They say the Beagle
Hid its truths, just like the supreme mind
Of a bald bearded man
Truths littered with Finches’ beaks
And Galapagos tortoises
After all, natural selection
Was Laissez-faire for providence

Evolution does not need
Witchcraft of the gods or machines of man
He is fine alone in his own tortoise pace
After all what chisels chemical bricks
And carves degrees of freedom
And separation, are forces of father time
With a little help from nature
And in that Darwinian legacy
Rests the origin of species
What only needed a nod and a ‘woof’
From a familiar bulldog
Barking for his master

And Darwin still lingers
As echoes inside classrooms
And in canvases of nature
Unknowing that the greatest legacy
He left was not the origins of diversity
But the premise on the freedom of choice
Bestowed on the graceful woman
After all, biology was never ruled by a patriarch
Only by a Madonna of fecundity
With the right to cast her vote
Not just on her pelvic-colonizer and seed-infuser
But on the heir to her heart’s fertility
In her descent to man.

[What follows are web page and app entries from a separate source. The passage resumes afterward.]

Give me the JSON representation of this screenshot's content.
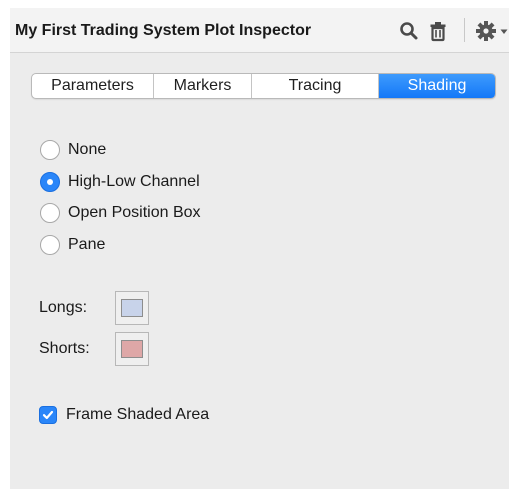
{
  "window": {
    "title": "My First Trading System Plot Inspector"
  },
  "toolbar": {
    "icons": [
      "search-icon",
      "trash-icon",
      "gear-icon",
      "chevron-down-icon"
    ]
  },
  "tabs": [
    {
      "label": "Parameters",
      "selected": false
    },
    {
      "label": "Markers",
      "selected": false
    },
    {
      "label": "Tracing",
      "selected": false
    },
    {
      "label": "Shading",
      "selected": true
    }
  ],
  "shading_options": [
    {
      "label": "None",
      "selected": false
    },
    {
      "label": "High-Low Channel",
      "selected": true
    },
    {
      "label": "Open Position Box",
      "selected": false
    },
    {
      "label": "Pane",
      "selected": false
    }
  ],
  "colors": {
    "longs_label": "Longs:",
    "longs_color": "#c8d3ea",
    "shorts_label": "Shorts:",
    "shorts_color": "#dea7a7"
  },
  "frame_shaded_area": {
    "label": "Frame Shaded Area",
    "checked": true
  },
  "theme": {
    "accent": "#1478f7"
  }
}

An 1869 portrait of Charles Darwin, the British naturalist whose theory of natural selection fundamentally altered the world’s opinions about the evolution of living things.